According to STR Global, Tokyo's daily hotel performance came back to normality after the September 21 typhoon "NÂ°15" paralyzed the city and its rail network.
The typhoon's impact can be seen in the daily occupancy performance reported by a sample of mainly upper-upscale and luxury hotels in Tokyo.
The typhoon nearly brought Tokyo to a standstill during the evening of 21 September. As a result, thousands of commuters had to consider staying overnight in the city until public transport could resume. On the night of the event, occupancy level peaked to 84.7 percent (+30.1 percent). The average occupancy rate for the month, up to 28 September, was down 6.5 percent compared to the same period last year.

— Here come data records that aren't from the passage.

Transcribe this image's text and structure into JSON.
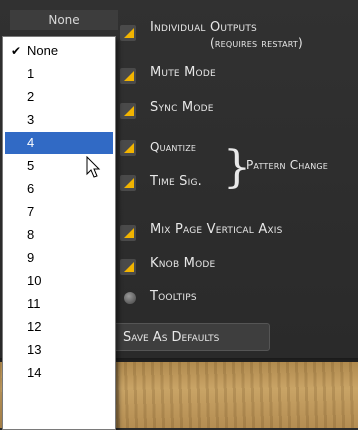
{
  "dropdown": {
    "selected": "None",
    "options": [
      "None",
      "1",
      "2",
      "3",
      "4",
      "5",
      "6",
      "7",
      "8",
      "9",
      "10",
      "11",
      "12",
      "13",
      "14"
    ],
    "highlighted": "4"
  },
  "options": {
    "individual_outputs": "Individual Outputs",
    "requires_restart": "(requires restart)",
    "mute_mode": "Mute Mode",
    "sync_mode": "Sync Mode",
    "quantize": "Quantize",
    "time_sig": "Time Sig.",
    "pattern_change": "Pattern Change",
    "mix_page_axis": "Mix Page Vertical Axis",
    "knob_mode": "Knob Mode",
    "tooltips": "Tooltips"
  },
  "buttons": {
    "save_defaults": "Save As Defaults"
  },
  "colors": {
    "accent": "#f2b400",
    "highlight": "#316ac5"
  }
}
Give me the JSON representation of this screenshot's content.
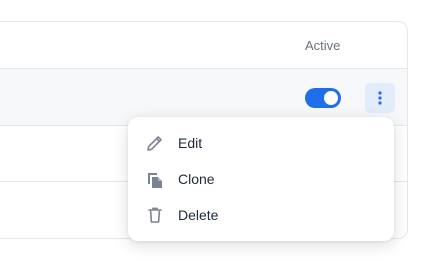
{
  "table": {
    "header": {
      "active_label": "Active"
    },
    "rows": [
      {
        "active": true
      }
    ]
  },
  "menu": {
    "items": [
      {
        "label": "Edit",
        "icon": "pencil-icon"
      },
      {
        "label": "Clone",
        "icon": "copy-icon"
      },
      {
        "label": "Delete",
        "icon": "trash-icon"
      }
    ]
  },
  "colors": {
    "accent": "#1f6feb",
    "icon_gray": "#7b8290",
    "kebab_bg": "#e3ecfb"
  }
}
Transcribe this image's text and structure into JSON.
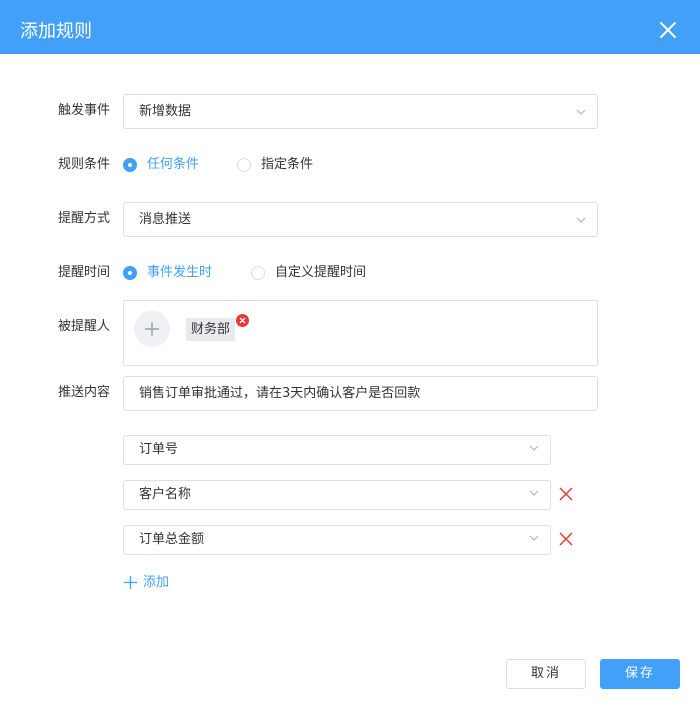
{
  "dialog": {
    "title": "添加规则",
    "close_icon": "close-icon"
  },
  "trigger_event": {
    "label": "触发事件",
    "value": "新增数据"
  },
  "rule_condition": {
    "label": "规则条件",
    "options": [
      "任何条件",
      "指定条件"
    ],
    "selected": "任何条件"
  },
  "reminder_method": {
    "label": "提醒方式",
    "value": "消息推送"
  },
  "reminder_time": {
    "label": "提醒时间",
    "options": [
      "事件发生时",
      "自定义提醒时间"
    ],
    "selected": "事件发生时"
  },
  "recipients": {
    "label": "被提醒人",
    "add_icon": "plus-icon",
    "tags": [
      "财务部"
    ]
  },
  "push_content": {
    "label": "推送内容",
    "value": "销售订单审批通过，请在3天内确认客户是否回款"
  },
  "fields": [
    {
      "value": "订单号",
      "removable": false
    },
    {
      "value": "客户名称",
      "removable": true
    },
    {
      "value": "订单总金额",
      "removable": true
    }
  ],
  "add_field_label": "添加",
  "footer": {
    "cancel_label": "取消",
    "save_label": "保存"
  },
  "colors": {
    "primary": "#42a0f8",
    "danger": "#e53935",
    "border": "#dcdfe6"
  }
}
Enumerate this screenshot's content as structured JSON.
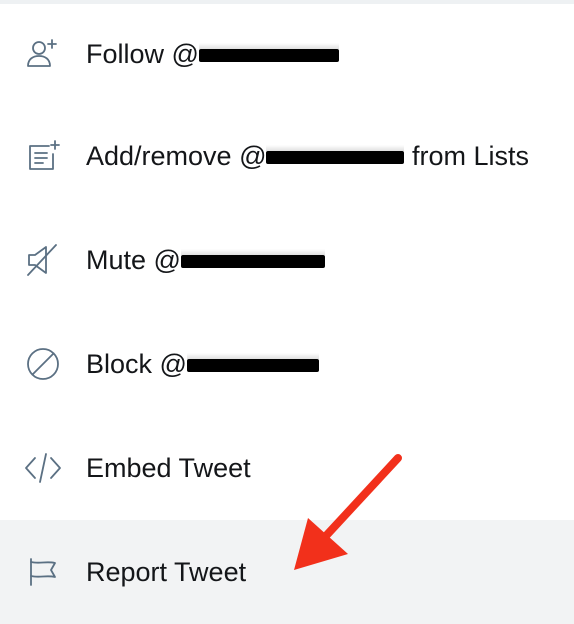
{
  "menu": {
    "items": [
      {
        "id": "follow",
        "icon": "add-user-icon",
        "label_prefix": "Follow @",
        "label_suffix": ""
      },
      {
        "id": "lists",
        "icon": "add-to-list-icon",
        "label_prefix": "Add/remove @",
        "label_suffix": " from Lists"
      },
      {
        "id": "mute",
        "icon": "mute-icon",
        "label_prefix": "Mute @",
        "label_suffix": ""
      },
      {
        "id": "block",
        "icon": "block-icon",
        "label_prefix": "Block @",
        "label_suffix": ""
      },
      {
        "id": "embed",
        "icon": "code-icon",
        "label_prefix": "Embed Tweet",
        "label_suffix": ""
      },
      {
        "id": "report",
        "icon": "flag-icon",
        "label_prefix": "Report Tweet",
        "label_suffix": ""
      }
    ],
    "highlighted_item": "report"
  },
  "annotation": {
    "arrow_color": "#f2301b",
    "icon_color": "#5b7083",
    "text_color": "#141619"
  }
}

The average daily rate (ADR) percent change for the night of the typhoon, on the other hand, remained in line with the rest of the month, down 4 percent. As a result, revenue per available room increased by 25 percent for one night compared to a weaker monthly trend.
"Natural events affect life in many different ways. Travelers anticipating a possible disruption find shelter, comfort and safety in hotels around the city", said Elizabeth Randall, managing director of STR Global. "As the weather storm passed, daily life returned to normal in Tokyo for both hoteliers and commuters".
STR Global tracks more than 5,800 rooms on a weekly and daily basis in Tokyo, mainly in the upper-upscale and luxury market segment.